In the House….After last week’s indictment of Rep. Rick Renzi (R-Ariz.), the House continued its skittish debate over the creation of an independent ethics office. Democrats yanked a slated vote on the proposal as the GOP offered a competing plan to expand the existing ethics committee; neither proposal would grant subpoena power to a new body. By 212-198 vote, Democrats defeated a GOP attempt to force a vote on Senate-passed FISA legislation that grants telecom companies immunity. On Wednesday, the House voted to eliminate $18 billion in tax subsidies for oil companies and expand renewable energy incentives. That bill, HR5351, faces an uphill Senate fight and White House veto.
In the Senate….The largest $35-billion Indian health care overhaul in over a decade won passage after protracted battle, increasing federal spending by an annual average of $500 million for 10 years. “People are literally dying because we have not acted,” said Sen. Byron Dorgan (D-North Dakota), the chief sponsor. In what was expected to be a largely symbolic move, two of Sen. Russ Feingold (D-Wis.)’s Iraq-related measures were unexpectedly seized by the Republicans as an opportunity to debate the success of the “surge,” and simultaneously delay consideration of a Democrat-backed housing bill. After three days, the Democrats pulled the two bills without final votes taken. Sen. Harry Reid (D-Nev.)’s subsequent attempt to take up the housing bill likewise stalled as Republicans pilloried its proposal to allow bankruptcy judges’ modification of mortgage terms for principal residences; the White House threatened to veto the bill.

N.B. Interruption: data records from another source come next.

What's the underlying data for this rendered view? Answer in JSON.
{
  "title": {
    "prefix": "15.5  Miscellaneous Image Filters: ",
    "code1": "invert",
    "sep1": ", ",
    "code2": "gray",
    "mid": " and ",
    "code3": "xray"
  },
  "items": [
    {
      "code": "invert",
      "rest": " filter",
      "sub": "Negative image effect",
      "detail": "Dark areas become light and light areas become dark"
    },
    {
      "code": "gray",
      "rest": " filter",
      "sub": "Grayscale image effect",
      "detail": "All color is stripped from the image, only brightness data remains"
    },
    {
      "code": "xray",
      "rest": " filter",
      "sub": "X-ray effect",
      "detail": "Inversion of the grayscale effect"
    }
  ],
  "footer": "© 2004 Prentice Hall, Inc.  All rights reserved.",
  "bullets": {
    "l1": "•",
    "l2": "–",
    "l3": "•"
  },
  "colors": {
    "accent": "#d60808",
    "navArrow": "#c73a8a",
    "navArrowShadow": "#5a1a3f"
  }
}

Also this week, under threat of subpoena, former Attorney General John Ashcroft agreed to testify before the House about the no-bid, 18-month consulting contract worth up to $52 million his company was awarded to oversee a DOJ settlement. In a packed Cambridge public hearing, the FCC weighed whether to discourage cable giants like Comcast from discriminating against particular web sites or types of traffic. Both the House and Senate voted to extend the Andean trade promotion program for 10 months. Meanwhile over the weekend, state governors entreated Congress to end new Medicaid regulations that would shift billions onto already struggling state budgets (fully 21 states face budget shortfalls in 2009).
On Wednesday, the House Foreign Affairs Committee approved a bill to reauthorize Bush’s global AIDS program, boosting Bush’s original $30 billion funding request to $50 billion and eliminating the requirement that one-third of funding promote abstinence education. The White House reacted less than enthusiastically: “We don’t think it’s smart to send additional American taxpayer dollars that will sit there and not be used, or used ineffectively,” said Dana Perino.

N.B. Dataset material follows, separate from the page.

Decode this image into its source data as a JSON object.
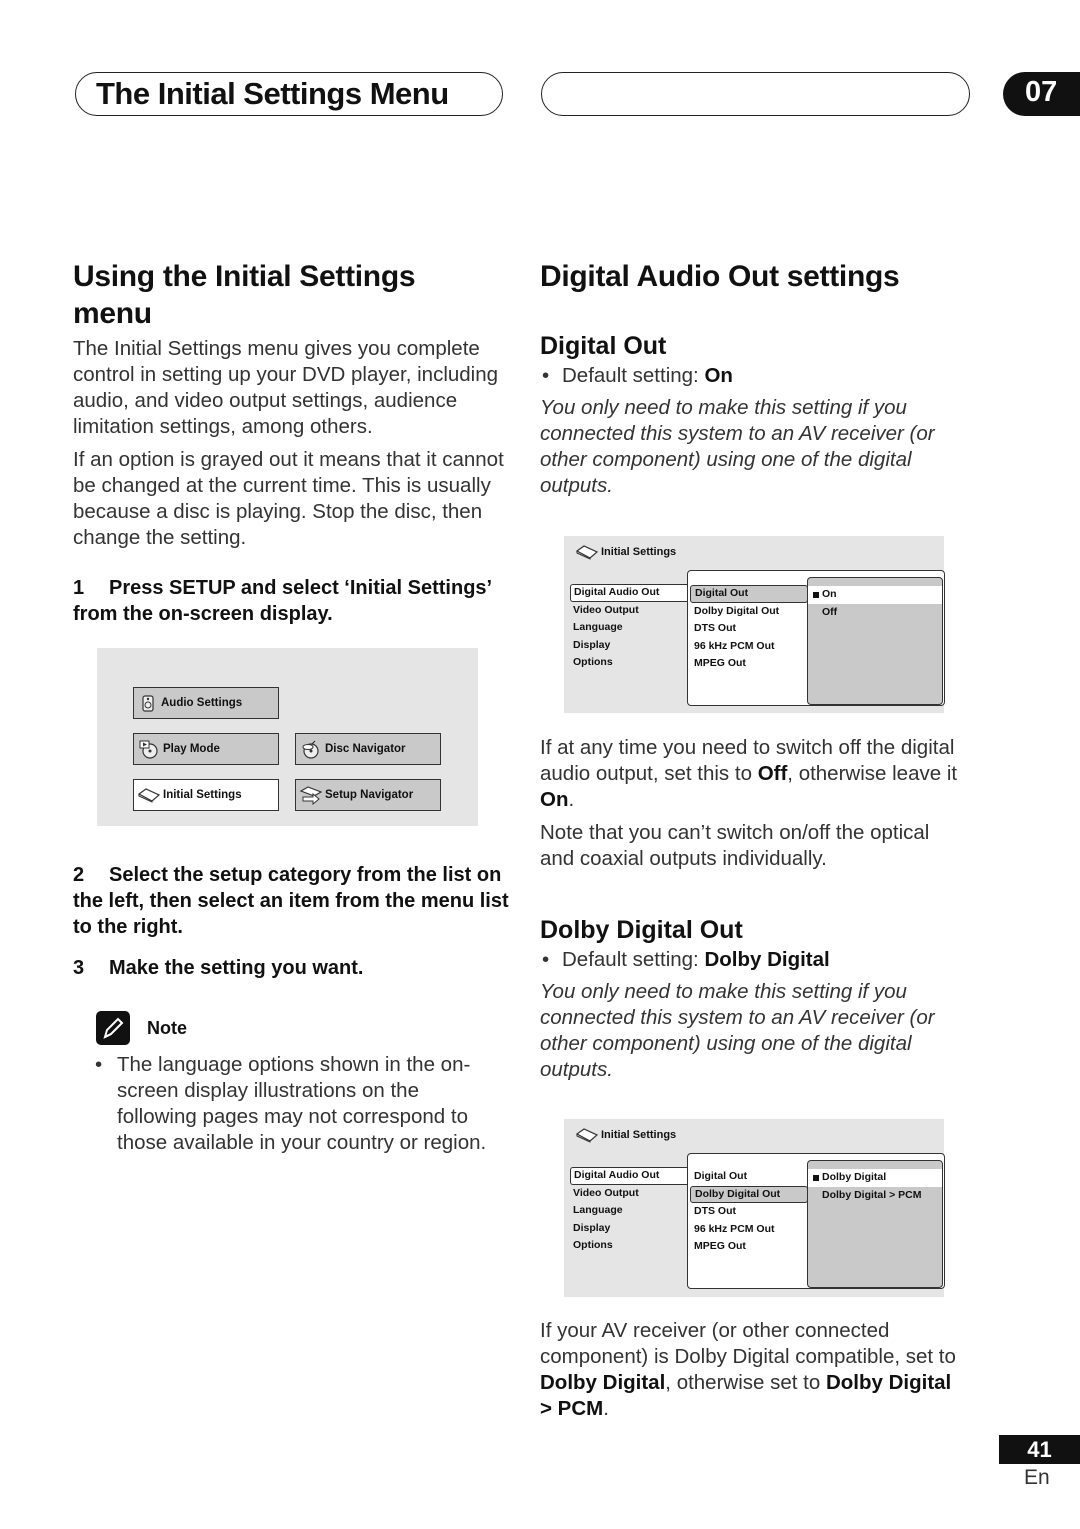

And as the Republican Study Committee urged more business tax cuts, at a Thursday press conference, President Bush exhorted Congress to make his 2001 and 2003 tax cuts permanent. The President also rebuffed the notion that the U.S. was experiencing a recession: ”We’ll make it through this period just like we made it through other periods of uncertainty during my presidency,” he said.